Task goal
Print the data that follows exactly, leaving nothing out.

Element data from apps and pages
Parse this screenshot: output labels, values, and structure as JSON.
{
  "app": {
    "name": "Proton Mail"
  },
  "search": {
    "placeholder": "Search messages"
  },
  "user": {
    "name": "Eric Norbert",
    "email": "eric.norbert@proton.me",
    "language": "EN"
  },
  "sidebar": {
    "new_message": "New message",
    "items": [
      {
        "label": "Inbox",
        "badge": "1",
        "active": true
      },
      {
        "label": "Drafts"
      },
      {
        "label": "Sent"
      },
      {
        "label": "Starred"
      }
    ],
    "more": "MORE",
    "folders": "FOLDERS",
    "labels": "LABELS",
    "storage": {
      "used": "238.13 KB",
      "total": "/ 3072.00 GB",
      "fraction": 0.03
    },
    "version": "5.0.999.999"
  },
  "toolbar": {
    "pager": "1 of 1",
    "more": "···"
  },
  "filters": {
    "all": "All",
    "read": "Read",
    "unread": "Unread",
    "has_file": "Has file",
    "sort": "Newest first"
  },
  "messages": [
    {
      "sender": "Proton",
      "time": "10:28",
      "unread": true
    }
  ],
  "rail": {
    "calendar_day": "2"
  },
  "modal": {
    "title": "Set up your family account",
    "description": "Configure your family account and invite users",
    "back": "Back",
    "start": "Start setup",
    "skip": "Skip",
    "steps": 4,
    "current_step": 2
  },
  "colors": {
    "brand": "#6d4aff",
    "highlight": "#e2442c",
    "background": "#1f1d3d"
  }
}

Your response
Parse this screenshot: output labels, values, and structure as JSON.
{
  "app": {
    "name": "Proton Mail"
  },
  "search": {
    "placeholder": "Search messages"
  },
  "user": {
    "name": "Eric Norbert",
    "email": "eric.norbert@proton.me",
    "language": "EN"
  },
  "sidebar": {
    "new_message": "New message",
    "items": [
      {
        "label": "Inbox",
        "badge": "1",
        "active": true
      },
      {
        "label": "Drafts"
      },
      {
        "label": "Sent"
      },
      {
        "label": "Starred"
      }
    ],
    "more": "MORE",
    "folders": "FOLDERS",
    "labels": "LABELS",
    "storage": {
      "used": "238.13 KB",
      "total": "/ 3072.00 GB",
      "fraction": 0.03
    },
    "version": "5.0.999.999"
  },
  "toolbar": {
    "pager": "1 of 1",
    "more": "···"
  },
  "filters": {
    "all": "All",
    "read": "Read",
    "unread": "Unread",
    "has_file": "Has file",
    "sort": "Newest first"
  },
  "messages": [
    {
      "sender": "Proton",
      "time": "10:28",
      "unread": true
    }
  ],
  "rail": {
    "calendar_day": "2"
  },
  "modal": {
    "title": "Set up your family account",
    "description": "Configure your family account and invite users",
    "back": "Back",
    "start": "Start setup",
    "skip": "Skip",
    "steps": 4,
    "current_step": 2
  },
  "colors": {
    "brand": "#6d4aff",
    "highlight": "#e2442c",
    "background": "#1f1d3d"
  }
}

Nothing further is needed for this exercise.